Remember 6 weeks ago, when we could still see each other? Those were good times. I can’t wait to see people again, look at them in their actual eyes, and ask “How are you?” After this pandemic is over, I wonder if people will answer that question the same way. Because, for as long as I can remember, whenever I asked someone how they were, the answer everyone would give was ‘busy.’ People were always busy. The problem is, if you are always busy, are you ever really? Seems to me if you are always busy, then you aren’t busy at all. You are normal. Being busy is relative to other times of life when you are not busy. But if you are always busy, I’m sorry, you’re not busy at all – that’s just the normal life you’ve just chosen for yourself.

Before this pandemic hit, busyness cost many people a chance at Sabbath rest. In their minds, sports still needed playing, work still needed doing, to-do lists were still full, Saturday’s chores were not quite finished, and doing what was necessary bled into our Sabbath time. Busyness cannot be a reason to avoid Sabbath rest. If you do not have time to finish all your week’s tasks in 6 days, you need to reduce the number of tasks you do.

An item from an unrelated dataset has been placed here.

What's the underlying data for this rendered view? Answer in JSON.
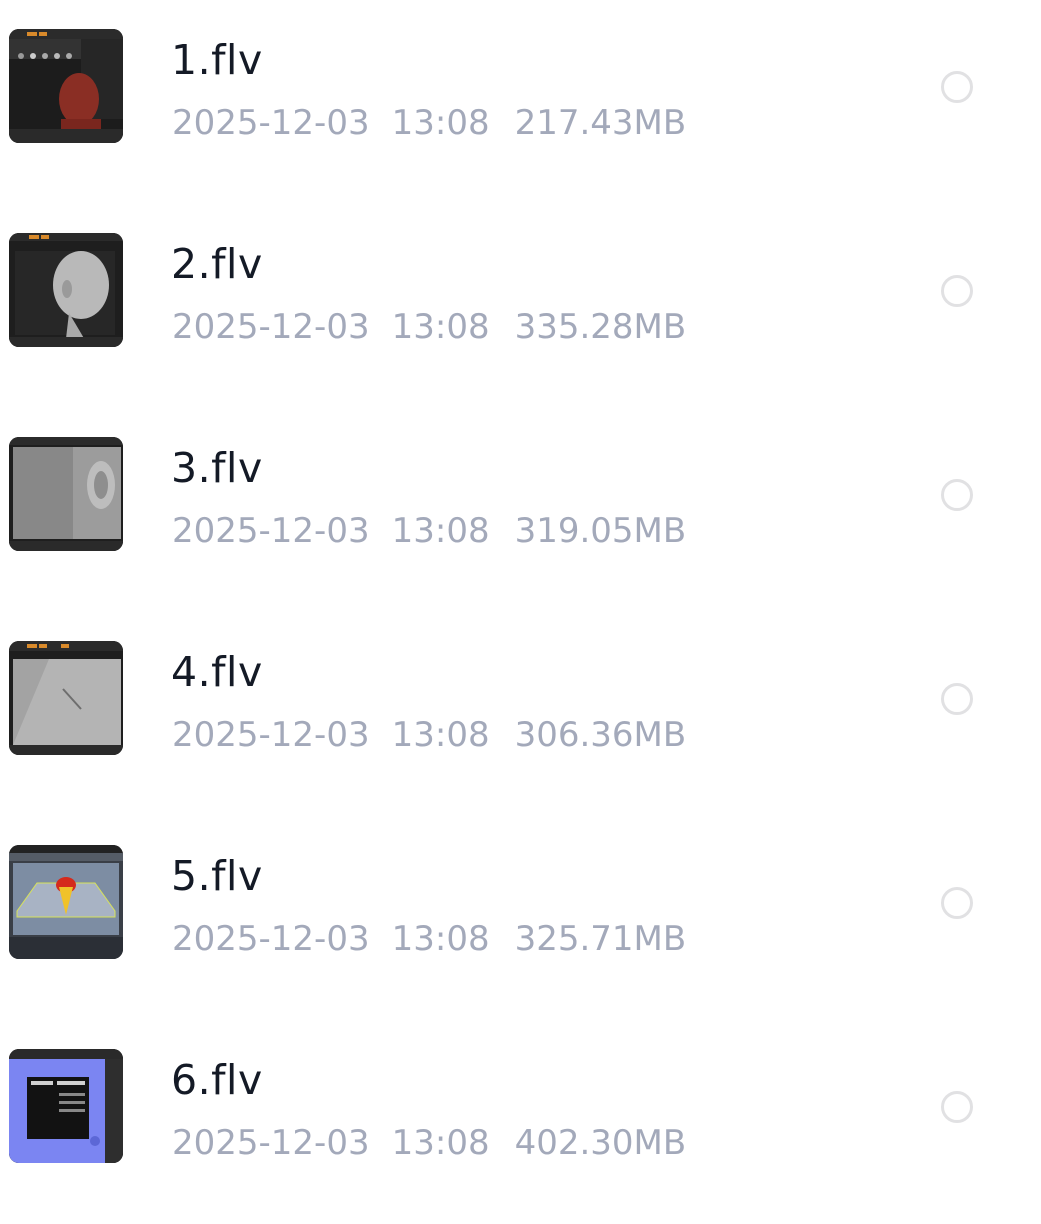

If there is one thing that this pandemic has taught us is that slowing down life actually has its perks. Many are loving the slower pace to life. Granted, we miss many people we love seeing regularly, but this new pace we love. When this is all over – whenever that will be – if we go right back into a life where the answer to ‘how are you’ is always ‘busy,’ than all of this isolation we’ve just gone through will be for naught.

This is a time we have been given to reprioritize our lives, so when we are able to go back to normal, it won’t be the busy normal we once knew. Let us make a new normal. A slower normal. A normal we can accomplish in 6 days, with more meals together, more time for others, and less busyness everywhere else. Let this new normal be a time where, one day a week, we can cease from doing what is necessary and embrace that which brings us life.

And may we always remember, that nothing has given us more life than God our Loving Father and our Faithful Savior Jesus Christ.

Questions to Ponder:

1) What would it mean for you to cease from what is necessary?

2) What does it look like for you to embrace what gives you life?

3) How will Sabbath rest be included in your new normal going forward?